But he knew little of Carver’s work at Tuskegee before his work on peanuts catapulted him to fame. And he thought Carver’s reputation as a “creative chemist” had been exaggerated. If Wallace had known his old friend’s work more thoroughly, Carver might have influenced agricultural policy.
Carver’s reputation after his death
Carver died in 1943. The George Washington Carver National Monument, approved by President Franklin D. Roosevelt in 1945 was not only the first dedicated to a black man, but also the first to honor anyone but a President.
But the exaggeration of Carver’s scientific accomplishments caught up with his reputation. He did not, in fact, contribute much new knowledge in terms of theoretical science. Nor did he invent anything noteworthy. So he is absent from textbooks of both US history and environmental history.
It’s as if most scholars find nothing noteworthy about him. So elementary school children still study him, but adults seem to think they have outgrown him.
At the same time, he became famous as a black intellectual, he hoped that his experience and attainments would advance race relations in the US. And, of course, they didn’t. In many ways, he utterly failed to accomplish any of what he set out to do.
In some cases, he couldn’t overcome the social and political obstacles in his way. His fame distracted him. Also, Carver practiced scientific agriculture. He had a firm commitment to research and educating farmers in its findings. Yet in many ways, he was always at odds with many of his contemporaries and trends. Perpetual outsiders seldom have much influence.
But instead of being behind his time, as he may have appeared, perhaps he was ahead of it. That is certainly the case when it comes to environmental issues. We have only recently begun to reexamine his legacy.
A summary of why we should remember Carver as an environmentalist
George Washington Carver made significant contributions to our current understanding of sustainability.
Conventional scientific agriculture emphasized increasing production. Carver remained more dedicated to ecology and to improving the living standards of poor black farmers. His vision therefore combined what we now recognize as the three pillars of sustainability: environmental, economic, and social.

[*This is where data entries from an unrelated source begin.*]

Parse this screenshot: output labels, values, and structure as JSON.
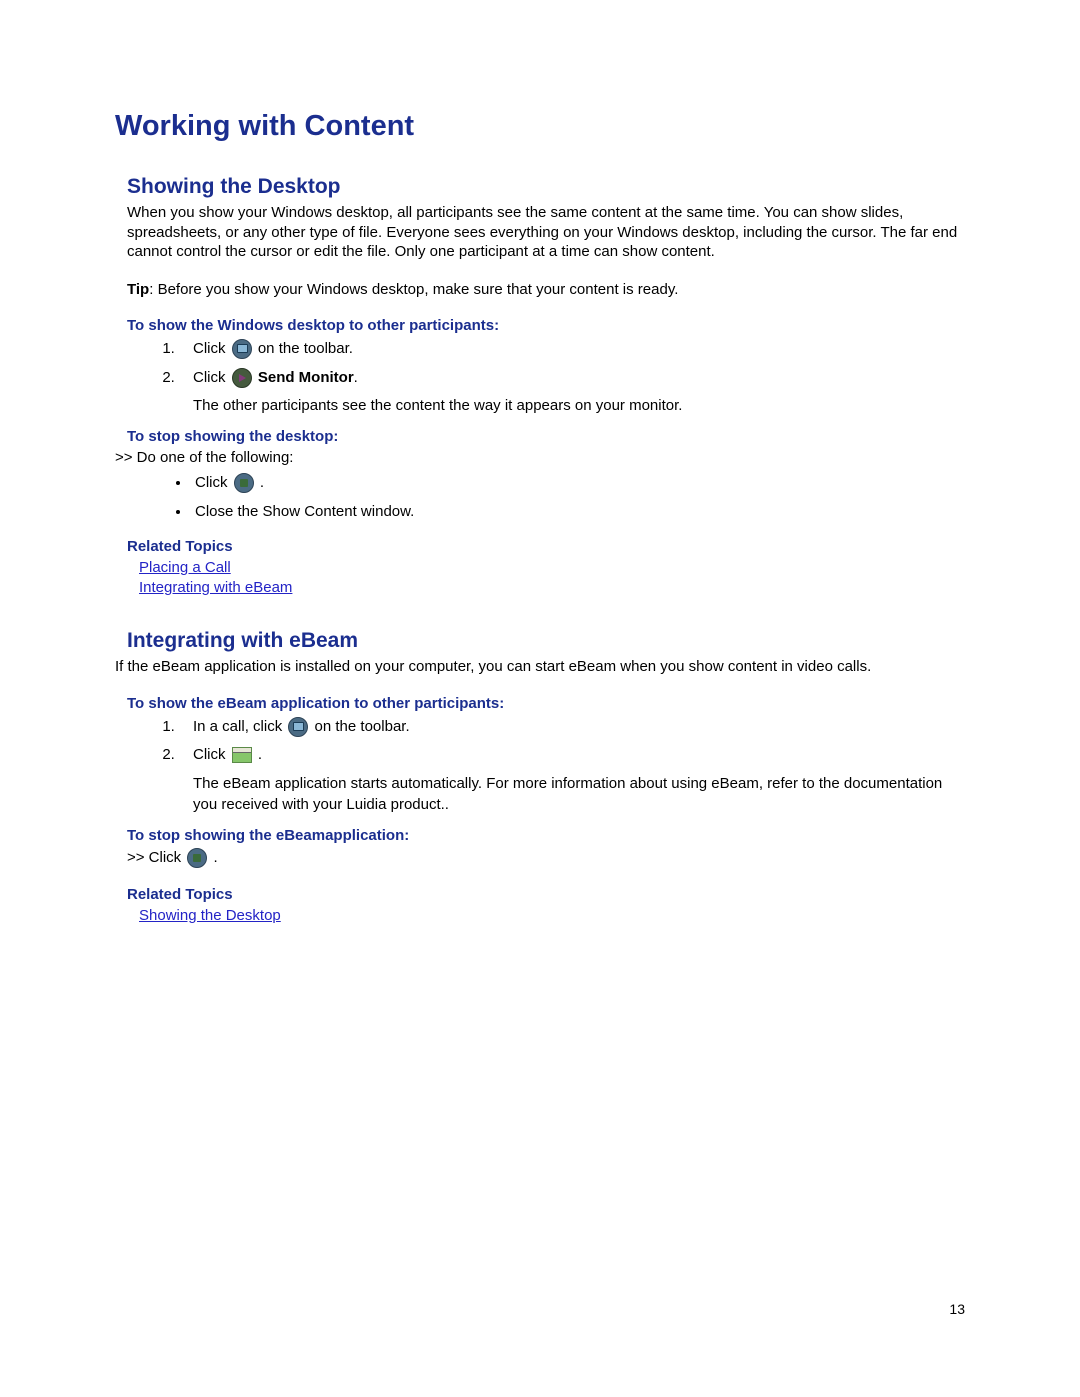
{
  "title": "Working with Content",
  "section1": {
    "heading": "Showing the Desktop",
    "intro": "When you show your Windows desktop, all participants see the same content at the same time. You can show slides, spreadsheets, or any other type of file. Everyone sees everything on your Windows desktop, including the cursor. The far end cannot control the cursor or edit the file. Only one participant at a time can show content.",
    "tip_label": "Tip",
    "tip_text": ": Before you show your Windows desktop, make sure that your content is ready.",
    "show_heading": "To show the Windows desktop to other participants:",
    "step1_a": "Click ",
    "step1_b": " on the toolbar.",
    "step2_a": "Click ",
    "step2_bold": "Send Monitor",
    "step2_b": ".",
    "result": "The other participants see the content the way it appears on your monitor.",
    "stop_heading": "To stop showing the desktop:",
    "stop_intro": ">> Do one of the following:",
    "bullet1_a": "Click ",
    "bullet1_b": " .",
    "bullet2": "Close the Show Content window.",
    "related_heading": "Related Topics",
    "link1": "Placing a Call",
    "link2": "Integrating with eBeam"
  },
  "section2": {
    "heading": "Integrating with eBeam",
    "intro": "If the eBeam application is installed on your computer, you can start eBeam when you show content in video calls.",
    "show_heading": "To show the eBeam application to other participants:",
    "step1_a": "In a call, click ",
    "step1_b": " on the toolbar.",
    "step2_a": "Click ",
    "step2_b": " .",
    "result": "The eBeam application starts automatically. For more information about using eBeam, refer to the documentation you received with your Luidia product..",
    "stop_heading": "To stop showing the eBeamapplication:",
    "stop_line_a": ">> Click ",
    "stop_line_b": " .",
    "related_heading": "Related Topics",
    "link1": "Showing the Desktop"
  },
  "page_number": "13"
}
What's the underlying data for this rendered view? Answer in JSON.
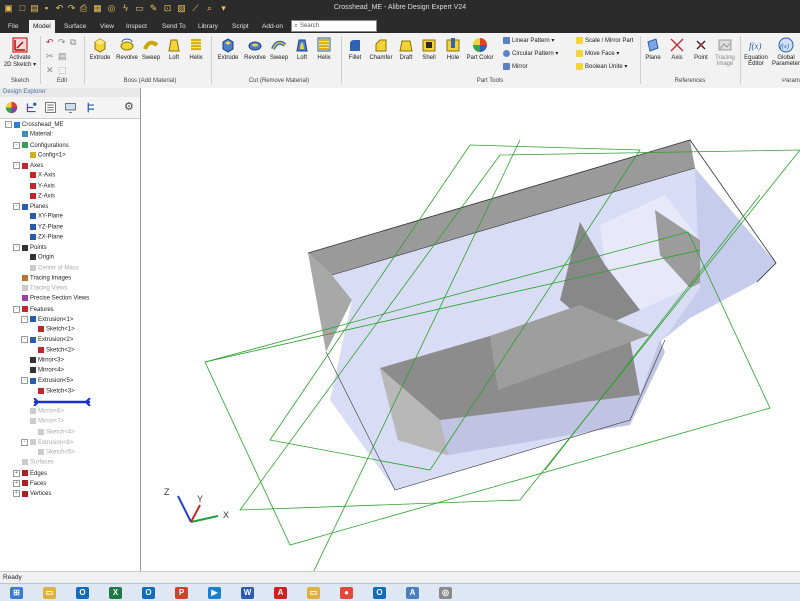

His profound reverence for nature and God had nothing of the sentimental in it. It drove his exploration of ecology. He recognized that nature is fragile and that it is all interconnected. He preferred long-term solutions to problems instead of short-term fixes.
Not only did he hate waste, Carver hated the entire concept of waste. Everything in nature properly has a use for something else in nature. Humans ought to benefit, too. For example, he insisted that so-called weeds could provide both nourishing food and useful medicine.
He recognized that many past practices were worth reviving. He called his aim “reversion” and realized it would be a hard sell. Today, many sustainability activists once again advocate drying and canning foods to preserve them. Organic farmers minimize using advanced technology.
He thought the US needed a multitude of small farmers and never supported large-scale industrial farming. And now, much of the sustainability movement has become even more critical of it.
Finally, Carver’s concerns about how chemical fertilizer reduced food’s nutrition anticipated the concerns Rachel Carson ultimately popularized in 1962 with Silent Spring.
This outsider showed great wisdom. In some ways the environmental movement has started to catch up. In other ways, perhaps, it would benefit from adopting his faith and unsentimental reverence for nature.
In search of George Washington Carver’s true legacy / Rachel Kaufman, Smithsonian. February 21, 2019
The land-healing work of George Washington Carver / Brianna Baker, Grist. February 12, 2021
My work is that of conservation: an environmental biography of George Washington Carver / Mark D. Hersey. University of Georgia Press, 2011